At the end of the day though, just ask how you can help – please don’t be offended if we say there’s nothing you can do though…sometimes it’s just harder for us to explain how to help because you might unintentionally trigger a meltdown. Ask about the specialist appointment we took our child to today – just be prepared for a detailed answer if you ask about the appointment. 😉 Invite us out at a time of day that works best for us, whether it’s a playdate for the kids or some grown-up time. We get very isolated very easily as we have been asked if “other moms groups might be more suitable for my son” often.

Most of all though, share in our excitement about developmental advances our child makes. Remember how excited you were when your child started talking/walking/went potty the first time? We are just as excited, if not more so, when we finally get to experience those advances when our kids are older. Can you imagine how excited I’ll be when my soon to be 6yo son will finally be potty trained??!!!

Above all, if you happen to witness my son’s complete meltdown in public, walk over, ask if there’s anything you can do to help and offer to hold my bags, then try to keep up with us as my son takes us on a “Meltdown Adventure”, which can lead anywhere or nowhere. Hope you’re wearing your running shoes!

42 Years and Counting…

Today is my parents’ 42nd wedding anniversary. As each year goes by, I’m amazed at the length of their marriage and there’s definitely no end in sight. If that’s not “enough”, my parents have also been working together in their own business for 32 years!

My dad is a very passionate and opinionated man – which has caused some conflict between us over the years but we are either best of friends, or at each other’s throats…that’s just the way it is. I’m NOT admitting that we are very similar, not at all. 😉 He has been a proud Rotarian forever and to me, exemplifies Rotary’s guidelines: “It is the truth? Will it be beneficial to all concerned? Is it fair to all concerned? Will it build goodwill and better fellowship?”

My mom is an absolute saint and everyone loves her as soon as they meet her. She’s a beautiful (inside and out) Brit, who is passionate about gardening and Golden Retrievers. Until recently, she and another local woman in town ran the Dog Therapy program in town, training dogs (and their owners!) to go into retirement homes to visit the residents.

My family has a history of long marriages. It wasn’t until my paternal grandparents celebrated their 50th wedding anniversary that I found out it was actually my grandfather’s SECOND marriage. They had professional photos taken in their garden for their 50th anniversary and the photos captured them perfectly…they were in eachother’s arms. My grandmother was perfectly groomed and accessorized, looking at the camera with a calm smile, while my grandfather was looking at her with admiration and his hair was all wind-blown and very “crazy scientist-like” (which, he actually was!).

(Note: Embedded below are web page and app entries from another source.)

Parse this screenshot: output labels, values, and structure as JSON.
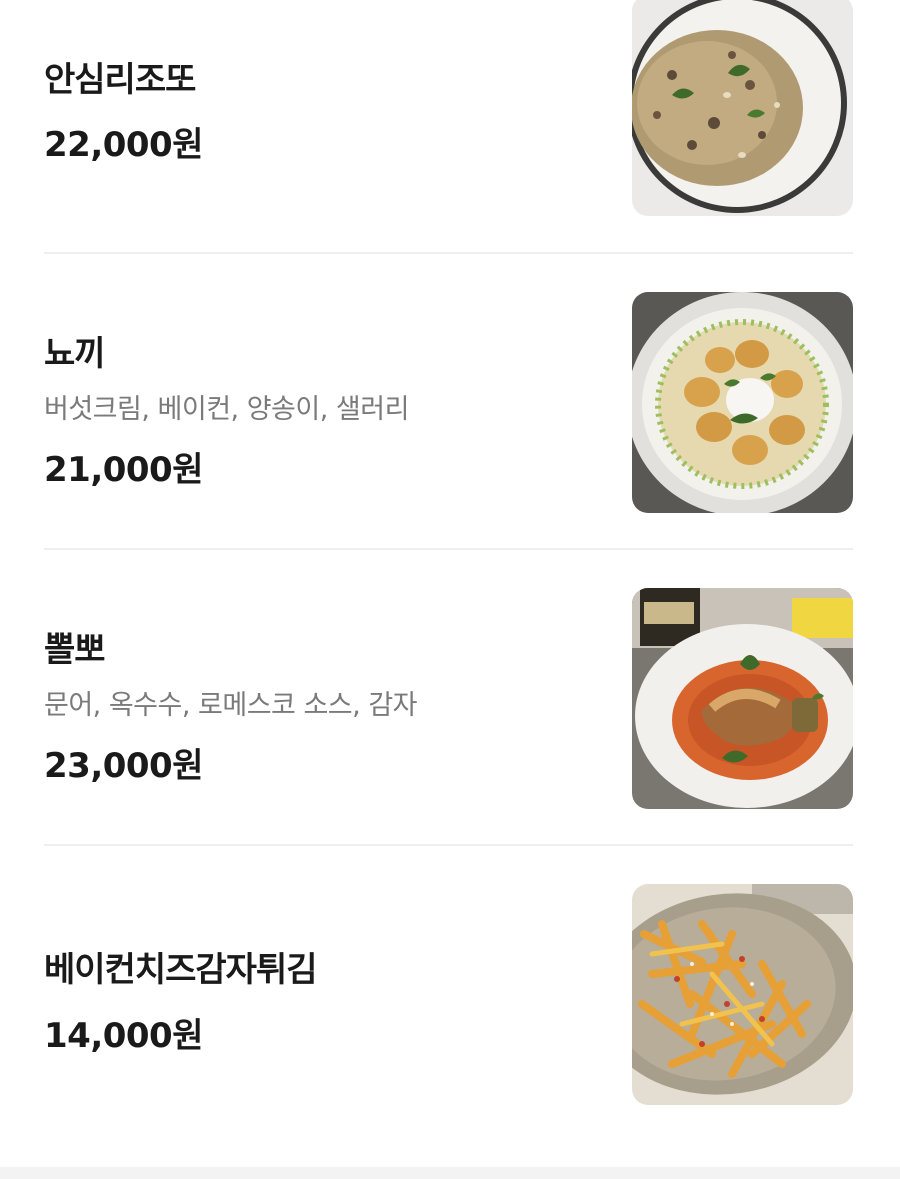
{
  "menu": {
    "items": [
      {
        "name": "안심리조또",
        "description": "",
        "price": "22,000원",
        "photo": "risotto-photo"
      },
      {
        "name": "뇨끼",
        "description": "버섯크림, 베이컨, 양송이, 샐러리",
        "price": "21,000원",
        "photo": "gnocchi-photo"
      },
      {
        "name": "뽈뽀",
        "description": "문어, 옥수수, 로메스코 소스, 감자",
        "price": "23,000원",
        "photo": "polpo-photo"
      },
      {
        "name": "베이컨치즈감자튀김",
        "description": "",
        "price": "14,000원",
        "photo": "bacon-cheese-fries-photo"
      }
    ]
  },
  "colors": {
    "text_primary": "#1a1a1a",
    "text_secondary": "#7a7a7a",
    "divider": "#efefef",
    "background": "#ffffff"
  }
}
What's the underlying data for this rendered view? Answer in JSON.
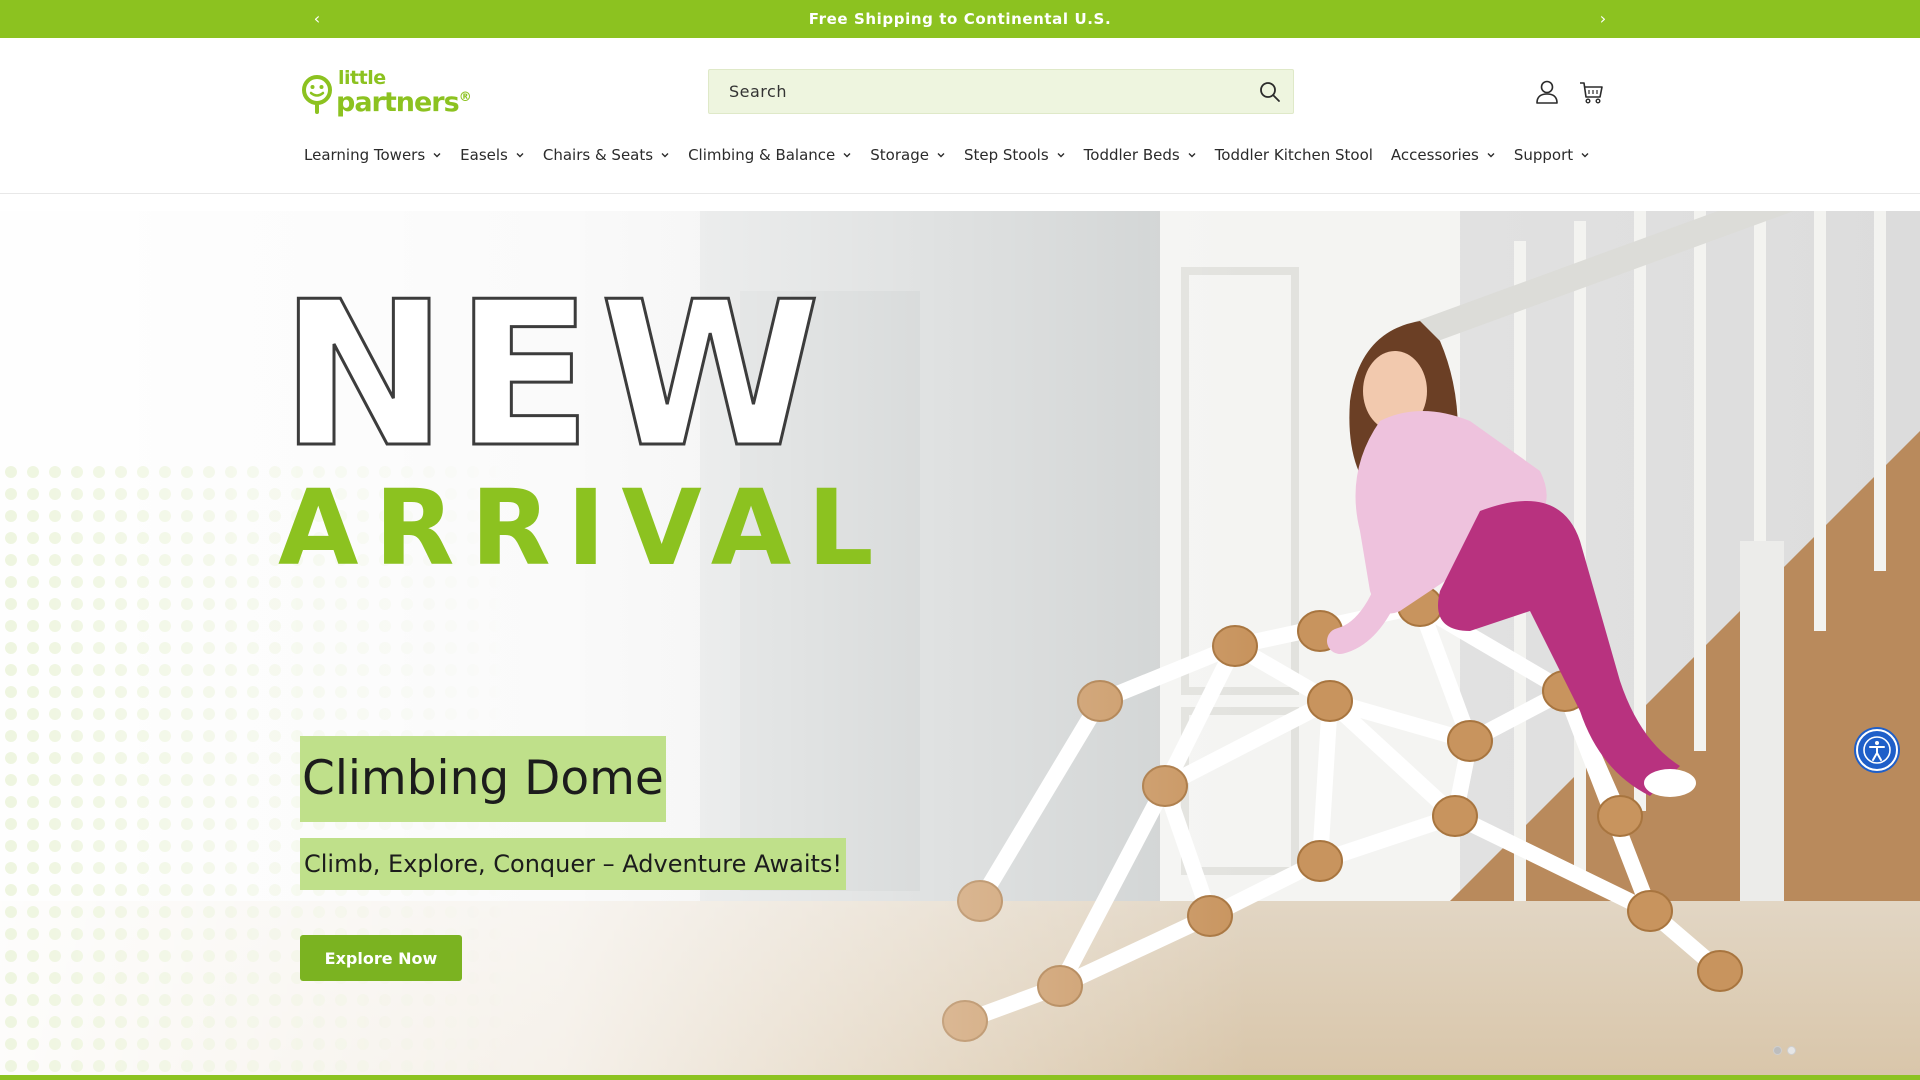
{
  "announcement": {
    "text": "Free Shipping to Continental U.S.",
    "prev_icon": "chevron-left-icon",
    "next_icon": "chevron-right-icon"
  },
  "brand": {
    "logo_top": "little",
    "logo_main": "partners",
    "logo_reg": "®",
    "color": "#8cc220"
  },
  "search": {
    "placeholder": "Search",
    "icon": "search-icon"
  },
  "header_icons": {
    "account": "user-icon",
    "cart": "cart-icon"
  },
  "nav": {
    "items": [
      {
        "label": "Learning Towers",
        "has_dropdown": true
      },
      {
        "label": "Easels",
        "has_dropdown": true
      },
      {
        "label": "Chairs & Seats",
        "has_dropdown": true
      },
      {
        "label": "Climbing & Balance",
        "has_dropdown": true
      },
      {
        "label": "Storage",
        "has_dropdown": true
      },
      {
        "label": "Step Stools",
        "has_dropdown": true
      },
      {
        "label": "Toddler Beds",
        "has_dropdown": true
      },
      {
        "label": "Toddler Kitchen Stool",
        "has_dropdown": false
      },
      {
        "label": "Accessories",
        "has_dropdown": true
      },
      {
        "label": "Support",
        "has_dropdown": true
      }
    ]
  },
  "hero": {
    "headline_outline": "NEW",
    "headline_fill": "ARRIVAL",
    "title": "Climbing Dome",
    "subtitle": "Climb, Explore, Conquer – Adventure Awaits!",
    "cta_label": "Explore Now",
    "slide_count": 2,
    "active_slide": 1
  },
  "colors": {
    "accent": "#8cc220",
    "highlight": "#bfe08a",
    "accessibility": "#1f5fc9"
  }
}
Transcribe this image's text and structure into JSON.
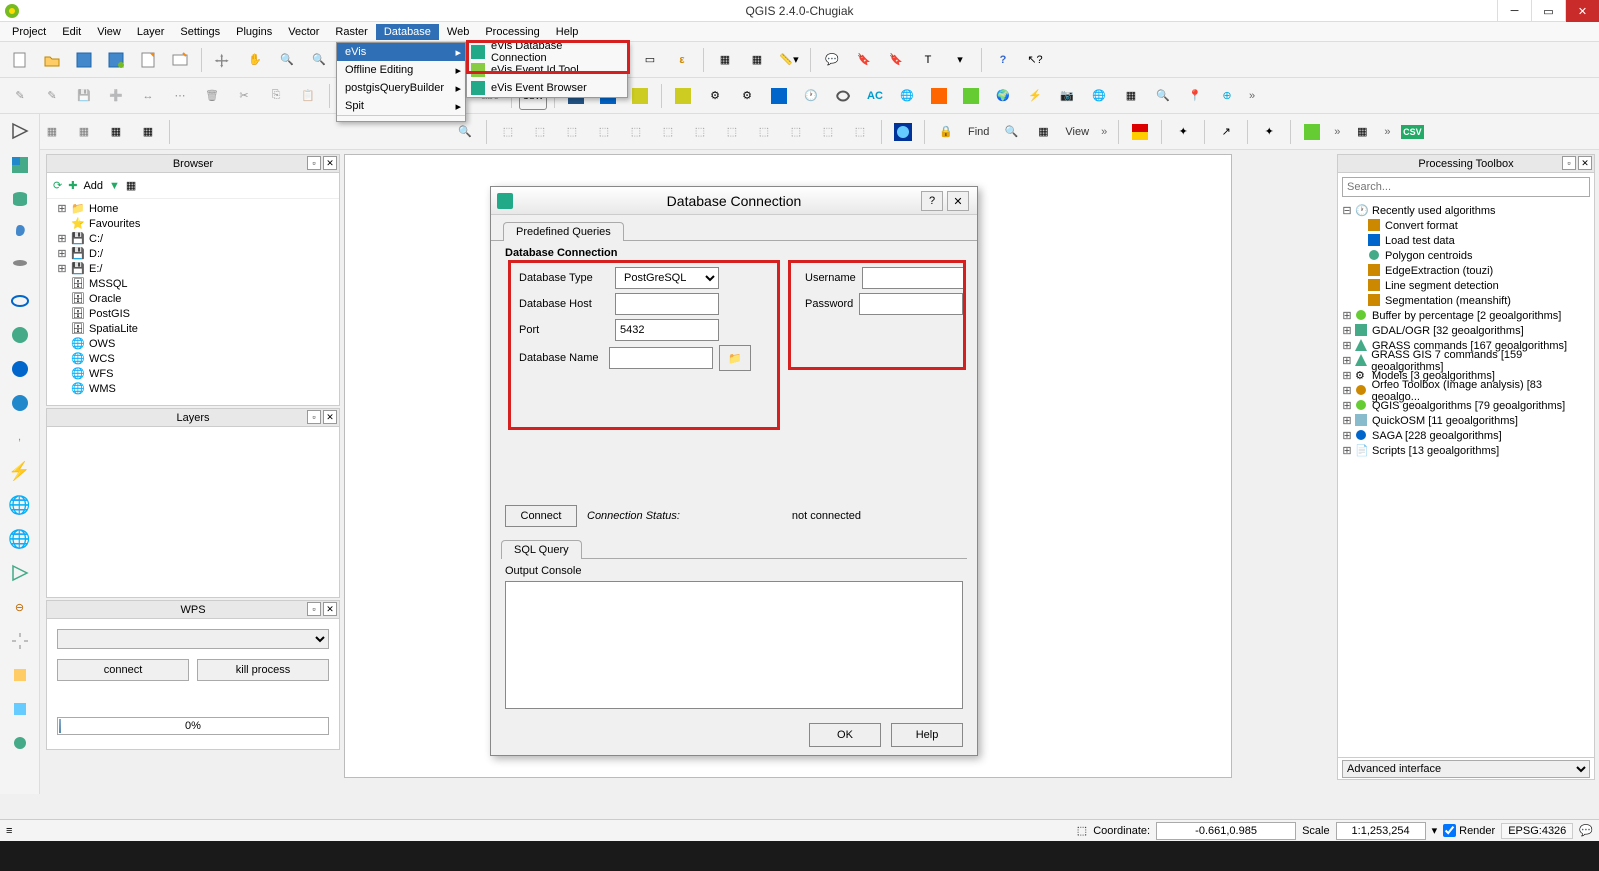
{
  "titlebar": {
    "title": "QGIS 2.4.0-Chugiak"
  },
  "menubar": {
    "items": [
      "Project",
      "Edit",
      "View",
      "Layer",
      "Settings",
      "Plugins",
      "Vector",
      "Raster",
      "Database",
      "Web",
      "Processing",
      "Help"
    ],
    "active_index": 8
  },
  "db_menu": {
    "items": [
      "eVis",
      "Offline Editing",
      "postgisQueryBuilder",
      "Spit"
    ],
    "active_index": 0
  },
  "evis_submenu": {
    "items": [
      "eVis Database Connection",
      "eVis Event Id Tool",
      "eVis Event Browser"
    ]
  },
  "toolbar3": {
    "find_label": "Find",
    "view_label": "View",
    "csv_label": "CSV"
  },
  "browser": {
    "title": "Browser",
    "add_label": "Add",
    "items": [
      "Home",
      "Favourites",
      "C:/",
      "D:/",
      "E:/",
      "MSSQL",
      "Oracle",
      "PostGIS",
      "SpatiaLite",
      "OWS",
      "WCS",
      "WFS",
      "WMS"
    ]
  },
  "layers": {
    "title": "Layers"
  },
  "wps": {
    "title": "WPS",
    "connect": "connect",
    "kill": "kill process",
    "progress": "0%"
  },
  "toolbox": {
    "title": "Processing Toolbox",
    "search_placeholder": "Search...",
    "recent_label": "Recently used algorithms",
    "recent": [
      "Convert format",
      "Load test data",
      "Polygon centroids",
      "EdgeExtraction (touzi)",
      "Line segment detection",
      "Segmentation (meanshift)"
    ],
    "groups": [
      "Buffer by percentage [2 geoalgorithms]",
      "GDAL/OGR [32 geoalgorithms]",
      "GRASS commands [167 geoalgorithms]",
      "GRASS GIS 7 commands [159 geoalgorithms]",
      "Models [3 geoalgorithms]",
      "Orfeo Toolbox (Image analysis) [83 geoalgo...",
      "QGIS geoalgorithms [79 geoalgorithms]",
      "QuickOSM [11 geoalgorithms]",
      "SAGA [228 geoalgorithms]",
      "Scripts [13 geoalgorithms]"
    ],
    "interface": "Advanced interface"
  },
  "statusbar": {
    "coord_label": "Coordinate:",
    "coord_value": "-0.661,0.985",
    "scale_label": "Scale",
    "scale_value": "1:1,253,254",
    "render_label": "Render",
    "epsg": "EPSG:4326"
  },
  "dialog": {
    "title": "Database Connection",
    "tab_predef": "Predefined Queries",
    "section": "Database Connection",
    "db_type_label": "Database Type",
    "db_type_value": "PostGreSQL",
    "db_host_label": "Database Host",
    "db_host_value": "",
    "port_label": "Port",
    "port_value": "5432",
    "db_name_label": "Database Name",
    "db_name_value": "",
    "user_label": "Username",
    "user_value": "",
    "pass_label": "Password",
    "pass_value": "",
    "connect": "Connect",
    "status_label": "Connection Status:",
    "status_value": "not connected",
    "sql_tab": "SQL Query",
    "out_label": "Output Console",
    "ok": "OK",
    "help": "Help"
  }
}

My maternal grandmother passed away early in life. I was always amazed that my maternal grandfather still referred to her as “my wife” whenever he spoke of her…which wasn’t often, but still…

My biological grandfather was married forever as well (not sure the actual length but I’m sure it was over 50 years too) and he spoke very fondly of his wife who passed away a few years before he did.

When my own marriage ended early 2010, I wasn’t in the frame of mind to pay much attention to my parents’ wedding anniversary last year (not even sure if I congratulated them…oops). This year however, it has caused me some reflection. Although I’m still legally married, my marriage ended after 6.5 years. How on earth have my parents made it for 42 years??!!! I actually asked my mom that last year what has made their marriage work, and her answer was “communication and respect”. Seems simple, and yet those two things weren’t in my marriage…on either party’s side (among other things, but that’s for another day). I’m still in the frame of mind of not knowing if marriage is something I will ever enter into again, but with the end of my marriage, I have developed a sense of awe and wonder about how other couples make their marriage work for so long.